- Dimke: ‘I’m not going to retire’
- IMRF responds: Pay spiking against the rules
- Bill limits automated license plate readers
- Private uni’s subject to FOIA says House
- Guest Commentary: Earth Day or April Fools Day?
- State Roundup: Concerns raised about proposed change in DUI pot standard
- Bill would decrease pot penalties; small amounts would draw only ticket, fine
- Senate votes to restore human service cuts; bill moves to House for consideration
- Bill to restrict red light cameras passes House
- State Roundup: Budget fix in current FY not yet done
NCAA Basketball: Sweet Sixteen even sweeter without stress of filling out a bracket
By Doug Halberstadt
It’s become common practice for people from all walks of life to fill out an NCAA Basketball Tournament bracket sheet. March Madness dominates the sporting world this time of year. Even President Barack Obama took the time out of his busy schedule to fill one out.

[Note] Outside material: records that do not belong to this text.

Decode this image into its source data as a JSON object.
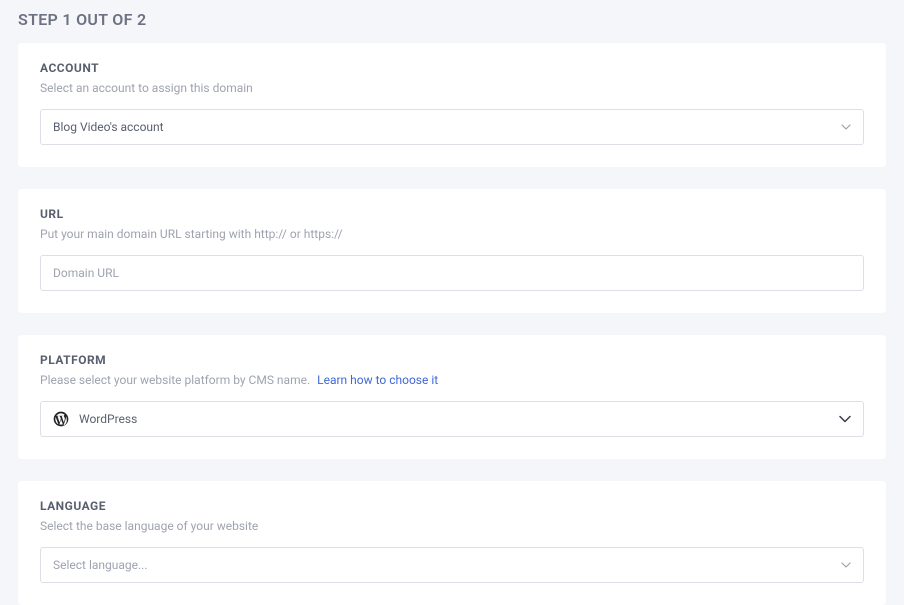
{
  "step_header": "STEP 1 OUT OF 2",
  "account": {
    "title": "ACCOUNT",
    "subtitle": "Select an account to assign this domain",
    "selected": "Blog Video's account"
  },
  "url": {
    "title": "URL",
    "subtitle": "Put your main domain URL starting with http:// or https://",
    "placeholder": "Domain URL"
  },
  "platform": {
    "title": "PLATFORM",
    "subtitle": "Please select your website platform by CMS name.",
    "link_text": "Learn how to choose it",
    "selected": "WordPress",
    "icon": "wordpress-icon"
  },
  "language": {
    "title": "LANGUAGE",
    "subtitle": "Select the base language of your website",
    "placeholder": "Select language..."
  }
}
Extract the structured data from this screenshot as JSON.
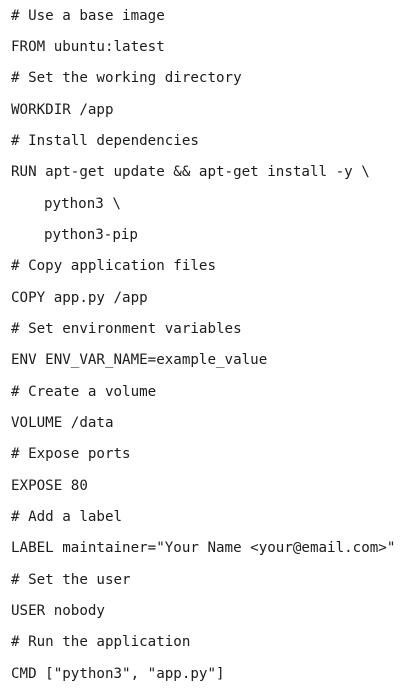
{
  "lines": [
    "# Use a base image",
    "FROM ubuntu:latest",
    "# Set the working directory",
    "WORKDIR /app",
    "# Install dependencies",
    "RUN apt-get update && apt-get install -y \\",
    "python3 \\",
    "python3-pip",
    "# Copy application files",
    "COPY app.py /app",
    "# Set environment variables",
    "ENV ENV_VAR_NAME=example_value",
    "# Create a volume",
    "VOLUME /data",
    "# Expose ports",
    "EXPOSE 80",
    "# Add a label",
    "LABEL maintainer=\"Your Name <your@email.com>\"",
    "# Set the user",
    "USER nobody",
    "# Run the application",
    "CMD [\"python3\", \"app.py\"]"
  ]
}
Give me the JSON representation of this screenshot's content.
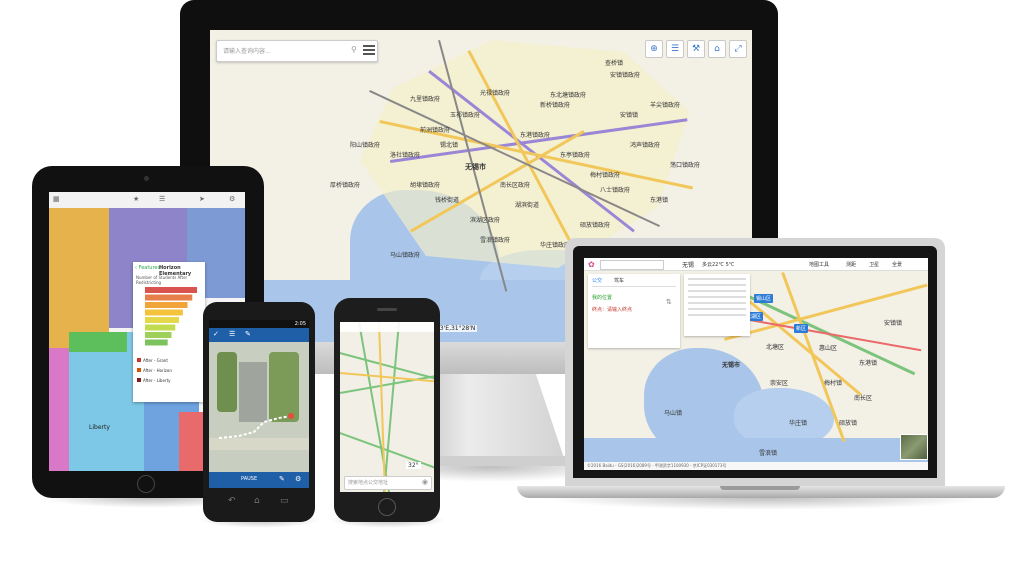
{
  "monitor": {
    "search": {
      "placeholder": "请输入查询内容..."
    },
    "toolbar": {
      "icons": [
        "locate-icon",
        "layers-icon",
        "tools-icon",
        "home-icon",
        "fullscreen-icon"
      ]
    },
    "coord_readout": "100°18.43'E,31°28'N",
    "map_labels": [
      "九里镇政府",
      "光禄镇政府",
      "玉祁镇政府",
      "前洲镇政府",
      "洛社镇政府",
      "新桥镇政府",
      "安镇镇政府",
      "鸿声镇政府",
      "东亭镇政府",
      "梅村镇政府",
      "八士镇政府",
      "东港镇政府",
      "锡北镇",
      "厚桥镇政府",
      "胡埭镇政府",
      "马山镇政府",
      "滨湖区政府",
      "南长区政府",
      "无锡市",
      "湖滨街道",
      "硕放镇政府",
      "雪浪镇政府",
      "华庄镇政府",
      "钱桥街道",
      "阳山镇政府",
      "东北塘镇政府",
      "羊尖镇政府",
      "荡口镇政府",
      "安镇镇",
      "东港镇",
      "查桥镇"
    ]
  },
  "laptop": {
    "tabs": [
      "公交",
      "驾车"
    ],
    "from_label": "我的位置",
    "to_label": "终点：请输入终点",
    "city": "无锡",
    "weather": "多云22℃ 5℃",
    "toolbar": [
      "地图工具",
      "测距",
      "卫星",
      "全景"
    ],
    "map_labels": [
      "无锡市",
      "梅村镇",
      "马山镇",
      "雪浪镇",
      "华庄镇",
      "硕放镇",
      "东港镇",
      "安镇镇",
      "新区",
      "滨湖区",
      "锡山区",
      "惠山区",
      "北塘区",
      "南长区",
      "崇安区"
    ],
    "footer": "©2016 Baidu - GS(2016)2089号 - 甲测资字1100930 - 京ICP证030173号"
  },
  "tablet": {
    "back_label": "Features",
    "title": "Horizon Elementary",
    "subtitle": "Number of Students After Redistricting",
    "legend": [
      {
        "label": "After - Grant",
        "color": "#c0392b"
      },
      {
        "label": "After - Horizon",
        "color": "#d35400"
      },
      {
        "label": "After - Liberty",
        "color": "#7f1d1d"
      }
    ],
    "map_label": "Liberty",
    "bar_chart": {
      "type": "bar",
      "values": [
        55,
        50,
        45,
        40,
        36,
        32,
        28,
        24
      ],
      "colors": [
        "#d9534f",
        "#e77f4a",
        "#f0a43a",
        "#f5c33b",
        "#e5d84a",
        "#c3dc4f",
        "#9ed05a",
        "#7cc35e"
      ]
    }
  },
  "phone1": {
    "status_time": "2:05",
    "bottom_label": "PAUSE"
  },
  "phone2": {
    "search_placeholder": "搜索地点公交地址",
    "temp": "32°"
  }
}
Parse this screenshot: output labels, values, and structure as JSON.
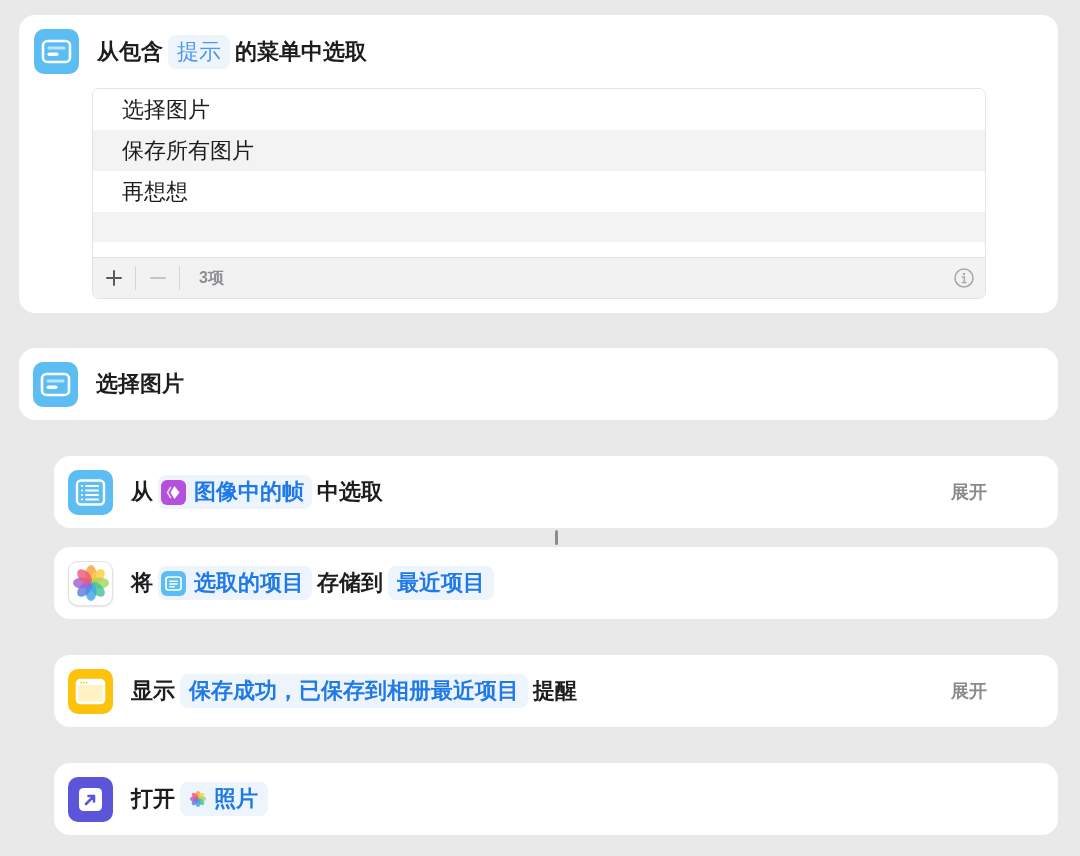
{
  "actions": [
    {
      "kind": "menu",
      "title": [
        {
          "kind": "text",
          "text": "从包含"
        },
        {
          "kind": "placeholder",
          "text": "提示"
        },
        {
          "kind": "text",
          "text": "的菜单中选取"
        }
      ],
      "items": [
        {
          "label": "选择图片"
        },
        {
          "label": "保存所有图片"
        },
        {
          "label": "再想想"
        }
      ],
      "footer": {
        "add_disabled": false,
        "remove_disabled": true,
        "count": "3项"
      }
    },
    {
      "kind": "case",
      "title": [
        {
          "kind": "text",
          "text": "选择图片"
        }
      ],
      "children": [
        {
          "kind": "list",
          "linked": true,
          "title": [
            {
              "kind": "text",
              "text": "从"
            },
            {
              "kind": "framevar",
              "text": "图像中的帧"
            },
            {
              "kind": "text",
              "text": "中选取"
            }
          ],
          "expand": "展开"
        },
        {
          "kind": "save",
          "linked": false,
          "title": [
            {
              "kind": "text",
              "text": "将"
            },
            {
              "kind": "listvar",
              "text": "选取的项目"
            },
            {
              "kind": "text",
              "text": "存储到"
            },
            {
              "kind": "token",
              "text": "最近项目"
            }
          ]
        },
        {
          "kind": "alert",
          "linked": false,
          "title": [
            {
              "kind": "text",
              "text": "显示"
            },
            {
              "kind": "token",
              "text": "保存成功，已保存到相册最近项目"
            },
            {
              "kind": "text",
              "text": "提醒"
            }
          ],
          "expand": "展开"
        },
        {
          "kind": "open",
          "linked": false,
          "title": [
            {
              "kind": "text",
              "text": "打开"
            },
            {
              "kind": "app",
              "text": "照片"
            }
          ]
        }
      ]
    }
  ]
}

I’m bucking the trend this year. For the first time since I can remember, I didn’t fill out my sheet. I’m not even exactly sure why I didn’t. It wasn’t because I forgot or because I’m not interested. I could say I was busy, but if the president found time, I’m sure I could have if I really wanted to. I just didn’t do it. It’s been a blessing!

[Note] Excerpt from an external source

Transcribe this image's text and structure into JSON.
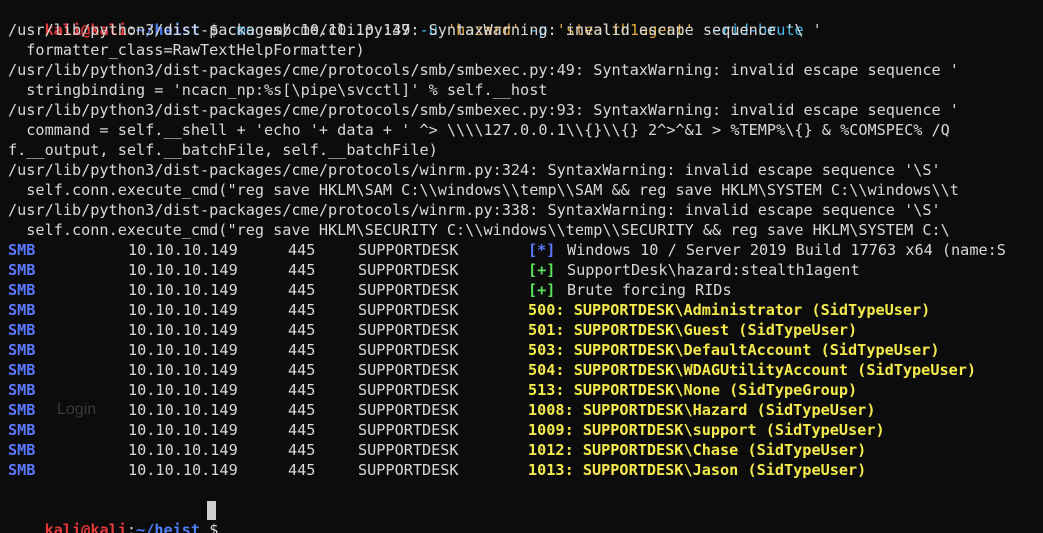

I’ve discovered this year I’m watching the tournament purely for the enjoyment of the games. I’m not rooting for, or against, any particular team. My whole tournament hasn’t been ruined by Louisville’s early exit. It didn’t matter to me. Without a dog in the hunt, I can objectively watch the games and appreciate the talent of the athletes from both teams on both ends of the court. That’s something I’m not sure I’ve ever done since I began filling out a bracket sheet way back when I was in college.
I’ve always had my personal favorites, whenever Bradley would make the postseason tournament; I would loyally cheer for my alma mater. When they failed to
make it, I usually cheer for Illinois or Tennessee, two of my other favorite teams to watch.
On the opposite end of the spectrum, I would root against the perennial powers such as Duke, North Carolina, Kentuckyand Indiana. That fact alone kept me from
ever winning one of those pools.
This year, I not only saved myself the entry fees, but also the time and trouble I would go through filling out the sheets. I figure ‘I’m at least $10 to $20 ahead. So I plan on using that windfall to have a few more wings and beverages as I watch the tournament progress. It gives me an entirely new meaning to the term Sweet Sixteen.
Doug Halberstadt can be reached via e-mail at Dougster61@aol.com.
From the March 23-29 issue